In the entries below, the word "JSON" appears on some lines. Copy each of those lines.

☆ ☆ ☆ ☆

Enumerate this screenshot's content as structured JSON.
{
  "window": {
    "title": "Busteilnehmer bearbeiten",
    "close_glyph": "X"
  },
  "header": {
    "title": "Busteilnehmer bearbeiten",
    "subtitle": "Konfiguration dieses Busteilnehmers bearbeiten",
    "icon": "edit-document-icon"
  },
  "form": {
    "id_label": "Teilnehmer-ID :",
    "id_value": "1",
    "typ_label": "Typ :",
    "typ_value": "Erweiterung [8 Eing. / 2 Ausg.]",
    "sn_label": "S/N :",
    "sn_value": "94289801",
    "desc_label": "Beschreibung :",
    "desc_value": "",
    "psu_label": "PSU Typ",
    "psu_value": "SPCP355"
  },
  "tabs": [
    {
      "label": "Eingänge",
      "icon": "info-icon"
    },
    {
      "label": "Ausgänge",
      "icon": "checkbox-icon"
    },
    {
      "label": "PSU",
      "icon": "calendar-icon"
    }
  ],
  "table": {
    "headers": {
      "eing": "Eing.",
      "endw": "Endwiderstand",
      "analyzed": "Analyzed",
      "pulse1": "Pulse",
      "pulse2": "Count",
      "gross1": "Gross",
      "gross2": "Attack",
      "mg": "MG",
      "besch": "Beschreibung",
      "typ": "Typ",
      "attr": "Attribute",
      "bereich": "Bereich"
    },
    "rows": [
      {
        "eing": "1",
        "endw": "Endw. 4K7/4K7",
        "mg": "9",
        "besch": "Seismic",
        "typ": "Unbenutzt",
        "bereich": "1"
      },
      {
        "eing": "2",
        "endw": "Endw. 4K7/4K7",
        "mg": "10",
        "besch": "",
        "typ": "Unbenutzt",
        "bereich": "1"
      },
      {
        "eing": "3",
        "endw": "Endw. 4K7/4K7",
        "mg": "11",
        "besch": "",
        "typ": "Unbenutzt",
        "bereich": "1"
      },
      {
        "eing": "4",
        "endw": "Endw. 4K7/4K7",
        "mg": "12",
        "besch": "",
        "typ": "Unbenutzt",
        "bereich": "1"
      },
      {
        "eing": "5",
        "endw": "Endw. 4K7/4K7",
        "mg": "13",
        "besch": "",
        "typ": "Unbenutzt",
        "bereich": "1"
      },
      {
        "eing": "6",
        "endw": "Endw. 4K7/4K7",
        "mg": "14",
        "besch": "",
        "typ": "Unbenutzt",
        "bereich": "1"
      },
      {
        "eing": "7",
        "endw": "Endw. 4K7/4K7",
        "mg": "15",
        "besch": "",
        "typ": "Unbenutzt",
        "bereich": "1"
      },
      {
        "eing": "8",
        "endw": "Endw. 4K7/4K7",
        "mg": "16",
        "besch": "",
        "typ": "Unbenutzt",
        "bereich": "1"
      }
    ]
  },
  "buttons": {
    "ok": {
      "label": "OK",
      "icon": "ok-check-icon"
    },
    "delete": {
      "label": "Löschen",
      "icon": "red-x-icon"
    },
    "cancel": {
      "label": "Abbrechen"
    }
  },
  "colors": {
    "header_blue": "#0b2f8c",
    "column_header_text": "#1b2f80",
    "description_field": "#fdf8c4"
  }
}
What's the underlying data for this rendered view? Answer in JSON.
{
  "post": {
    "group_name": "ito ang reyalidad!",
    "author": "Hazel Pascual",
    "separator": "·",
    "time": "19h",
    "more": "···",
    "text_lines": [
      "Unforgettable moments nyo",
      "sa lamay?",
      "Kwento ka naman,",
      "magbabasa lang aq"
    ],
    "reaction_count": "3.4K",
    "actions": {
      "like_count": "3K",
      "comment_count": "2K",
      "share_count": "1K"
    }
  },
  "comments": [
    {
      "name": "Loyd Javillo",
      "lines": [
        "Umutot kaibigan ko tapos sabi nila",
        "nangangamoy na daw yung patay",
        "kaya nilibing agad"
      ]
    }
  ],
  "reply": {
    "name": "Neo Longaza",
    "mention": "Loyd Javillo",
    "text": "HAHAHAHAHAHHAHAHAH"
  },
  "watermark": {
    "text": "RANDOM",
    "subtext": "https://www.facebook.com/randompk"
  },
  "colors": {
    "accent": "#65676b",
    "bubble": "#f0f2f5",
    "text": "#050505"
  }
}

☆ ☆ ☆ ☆

### Written solution
Enumerate this screenshot's content as structured JSON.
What's the underlying data for this rendered view? Answer in JSON.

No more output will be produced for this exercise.